_WORK INSTRUCTION_
For each entry below, copy the text exactly and leave out any picture.
** Opening EXTRACTED RECORDS block **
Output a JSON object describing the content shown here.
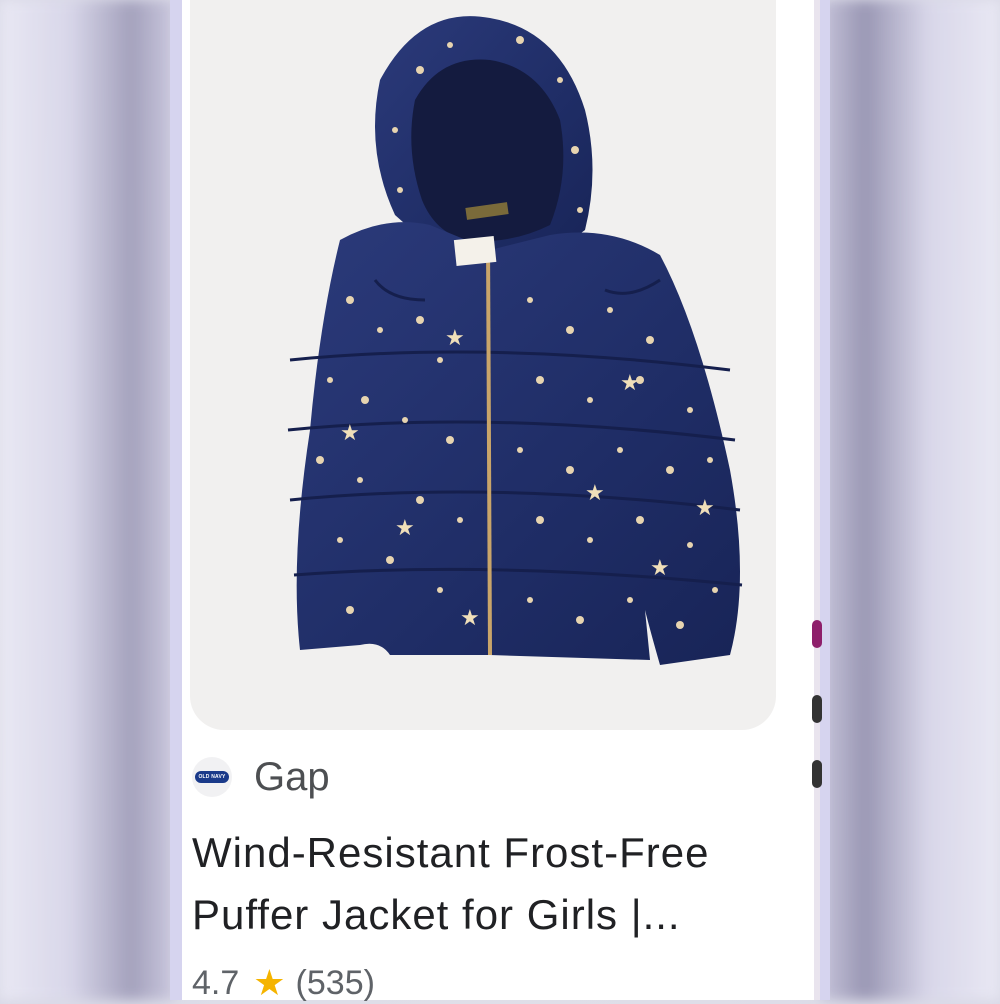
{
  "product": {
    "image_alt": "Navy puffer jacket with gold stars",
    "source_logo_text": "OLD NAVY",
    "source_name": "Gap",
    "title_line1": "Wind-Resistant Frost-Free",
    "title_line2": "Puffer Jacket for Girls |...",
    "rating": "4.7",
    "review_count": "(535)"
  },
  "colors": {
    "jacket": "#23326b",
    "star_rating": "#f5b400",
    "accent_magenta": "#8e1f6b"
  },
  "icons": {
    "rating_star": "★"
  }
}
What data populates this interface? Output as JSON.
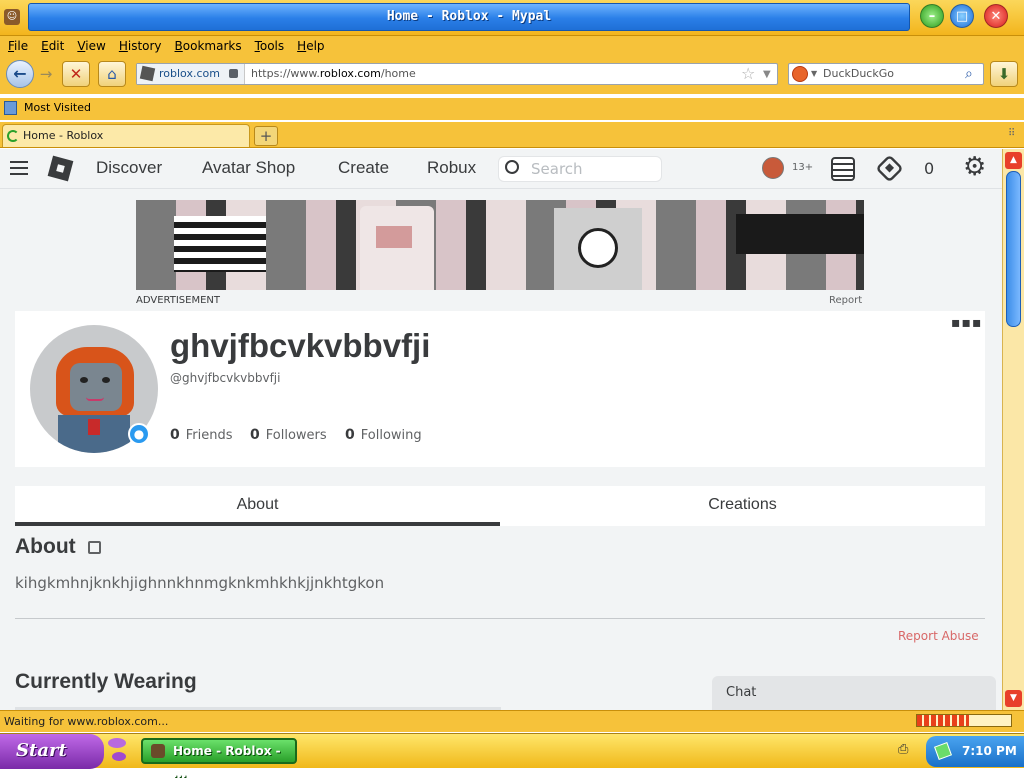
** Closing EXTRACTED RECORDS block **
_TASK OUTPUT_
Output a JSON object describing the content shown here.
{
  "product": {
    "image_alt": "Navy puffer jacket with gold stars",
    "source_logo_text": "OLD NAVY",
    "source_name": "Gap",
    "title_line1": "Wind-Resistant Frost-Free",
    "title_line2": "Puffer Jacket for Girls |...",
    "rating": "4.7",
    "review_count": "(535)"
  },
  "colors": {
    "jacket": "#23326b",
    "star_rating": "#f5b400",
    "accent_magenta": "#8e1f6b"
  },
  "icons": {
    "rating_star": "★"
  }
}
What data populates this interface? Output as JSON.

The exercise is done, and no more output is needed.